Br. Jerome Quinto, SDB, marks his 5th year a Salesian of Don Bosco today. But before he became a Salesian, this piece he wrote 8 years ago brings us to where it all began.
I’ve always believed that I have a very long vocation story. The length of it is comparable to a volume of an encyclopedia. Once, I tried writing an outline of my vocation story and it took me a day just to finish less than a quarter of it. Thus, I consider writing my story an impossible feat and, mind you, the story’s getting longer and longer, day by day.
Let me then share to you a snippet of my vocation story – when it all began. ~
In his best short pants, best socks, best shirt, best cap, and best rubber shoes, young Jerome walked jubilantly with his barkada along Makaturing Street on their way to their first outbound gimmick. Kuya Jaymar grabbed his hand as they cross Dansalan and through the narrow alley that leads to San Roque Street, the street the goes around the factory-like building better known as San Roque Parish Church. Thirty minutes past three in the afternoon, his sense of time assured him that they weren’t late for the celebration.
Children of every shape and size were everywhere. The noise of toddler talk and ecstatic shrieks (due to the excitement brought about by a marathon-like competition of kids racing through the crowds and running around the vicinity) filled the gloomy and ill-lit hall of wooden ebony benches and dilapidated charcoal-grey ceiling.
Ding-ding-ding sounded the bell. Movements slowly halted. Hisses enveloped the wild shrieks and shouts. Noise ebbed as if in a snap. Ding-ding-cling, ding-ding-cling again the bell screamed but now accompanied by a choir singing in unison, in tune with the strumming and plucking of guitars, and to the beat of the maracas crashing and crackling in an upbeat tempo. Peace at hand.
Jerome smiled and closed his eyes allowing himself to be possessed by the harmony, by the joyful music that has begun to seep through his being. Then every thing fell silent.
Disturbed by the unprecedented silence, he opened his eyes… beheld a man clad in pristine white oversized-duster-like garment, atop the sanctuary, behind the large dinner table. His eyes were fixed upon the man, examining his face, his movement and the garment that wrapped him. Upon recognition of the man, Jerome smiled.

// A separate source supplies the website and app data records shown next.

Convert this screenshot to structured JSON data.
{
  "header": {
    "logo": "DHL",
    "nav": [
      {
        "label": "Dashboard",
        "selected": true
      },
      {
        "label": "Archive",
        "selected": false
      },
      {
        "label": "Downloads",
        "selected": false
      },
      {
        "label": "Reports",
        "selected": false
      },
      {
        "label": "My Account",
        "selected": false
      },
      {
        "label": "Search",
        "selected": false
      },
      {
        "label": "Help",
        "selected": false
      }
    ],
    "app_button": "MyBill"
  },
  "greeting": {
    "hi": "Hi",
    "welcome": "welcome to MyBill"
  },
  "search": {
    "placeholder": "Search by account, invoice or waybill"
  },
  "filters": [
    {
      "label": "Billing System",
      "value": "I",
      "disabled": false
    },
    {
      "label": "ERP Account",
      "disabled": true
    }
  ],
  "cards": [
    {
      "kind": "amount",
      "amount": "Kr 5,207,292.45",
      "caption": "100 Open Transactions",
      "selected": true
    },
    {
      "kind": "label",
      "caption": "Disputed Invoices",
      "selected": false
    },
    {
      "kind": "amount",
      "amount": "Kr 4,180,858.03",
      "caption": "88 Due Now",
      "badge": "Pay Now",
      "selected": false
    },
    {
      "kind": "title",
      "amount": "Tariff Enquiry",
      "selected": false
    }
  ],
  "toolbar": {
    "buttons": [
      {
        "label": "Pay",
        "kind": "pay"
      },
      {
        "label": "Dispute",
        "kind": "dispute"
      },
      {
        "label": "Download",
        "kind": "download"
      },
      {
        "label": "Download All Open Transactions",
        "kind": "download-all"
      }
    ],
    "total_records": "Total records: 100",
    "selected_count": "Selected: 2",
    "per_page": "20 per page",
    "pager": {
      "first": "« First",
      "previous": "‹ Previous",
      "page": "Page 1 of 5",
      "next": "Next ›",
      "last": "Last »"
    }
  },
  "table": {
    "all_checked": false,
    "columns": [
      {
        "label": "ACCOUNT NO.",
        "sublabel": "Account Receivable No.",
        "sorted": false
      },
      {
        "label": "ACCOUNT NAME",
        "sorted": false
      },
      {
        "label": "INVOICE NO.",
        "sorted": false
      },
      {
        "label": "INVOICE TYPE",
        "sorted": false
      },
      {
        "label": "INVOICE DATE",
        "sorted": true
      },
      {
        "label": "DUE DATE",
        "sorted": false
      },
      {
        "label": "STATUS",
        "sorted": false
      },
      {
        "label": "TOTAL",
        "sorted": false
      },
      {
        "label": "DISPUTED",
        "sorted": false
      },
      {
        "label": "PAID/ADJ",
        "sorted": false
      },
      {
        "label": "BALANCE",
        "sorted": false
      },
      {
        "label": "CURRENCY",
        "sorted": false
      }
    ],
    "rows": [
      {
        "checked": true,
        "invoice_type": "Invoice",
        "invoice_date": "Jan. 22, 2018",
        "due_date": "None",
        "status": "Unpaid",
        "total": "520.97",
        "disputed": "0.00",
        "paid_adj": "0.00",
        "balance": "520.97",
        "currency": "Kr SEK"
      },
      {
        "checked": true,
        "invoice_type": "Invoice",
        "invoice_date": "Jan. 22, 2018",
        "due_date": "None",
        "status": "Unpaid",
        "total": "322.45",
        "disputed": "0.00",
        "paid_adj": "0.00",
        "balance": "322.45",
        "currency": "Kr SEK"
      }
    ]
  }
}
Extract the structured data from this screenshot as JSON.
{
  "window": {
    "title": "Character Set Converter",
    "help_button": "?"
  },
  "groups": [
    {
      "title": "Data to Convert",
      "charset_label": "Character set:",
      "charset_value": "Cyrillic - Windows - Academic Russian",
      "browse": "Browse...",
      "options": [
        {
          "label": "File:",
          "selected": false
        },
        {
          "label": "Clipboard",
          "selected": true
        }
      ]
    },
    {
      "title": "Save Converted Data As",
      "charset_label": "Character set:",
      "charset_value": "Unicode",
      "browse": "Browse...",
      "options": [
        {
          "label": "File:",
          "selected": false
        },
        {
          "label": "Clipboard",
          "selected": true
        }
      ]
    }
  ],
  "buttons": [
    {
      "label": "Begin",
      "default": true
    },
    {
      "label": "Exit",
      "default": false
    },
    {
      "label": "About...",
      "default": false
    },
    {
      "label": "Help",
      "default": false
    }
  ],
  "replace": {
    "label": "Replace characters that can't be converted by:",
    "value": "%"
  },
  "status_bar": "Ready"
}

His eyes remained fixed on the man. Jerome listened intently to his every word and tried to mimic the man’s repeated phrase – though most of it was beyond his comprehension.
Jerome enjoyed the songs and was enthused by the actions that accompanied them. He looked at hisbarkada and smiled at them noticing how engaged they were in the celebration… but the fun has to end.
The man stepped down from the sanctuary. Children and people of age began congregating along the middle aisle, along the way of the man. Jerome, moving in the opposite direction with his barkada, glanced at him for the last time. He smiled.
Upon turning his head back on the direction he was walking, he saw two familiar smiles, smiling at him. He approached them and grabbed their hands and kissed them – his mama and papa. His barkada saw this at a distance and waved good-bye at him and his parents. While walking, his mama looked at him as if asking what has caught his attention the minute before they met. Jerome simply said, “Papa Jesus,” then threw a quick glance back at the church. His mother remarked in response, “ah, the priest, anak…”
When they reached home, Jerome, still overwhelmed by his recent experience, said, “Ma, I want to be a priest.” His mama and papa looked at him and smiled. His mother hugged him and kissed him on his cheek while his father rubbed Jerome’s head and gently pat his back.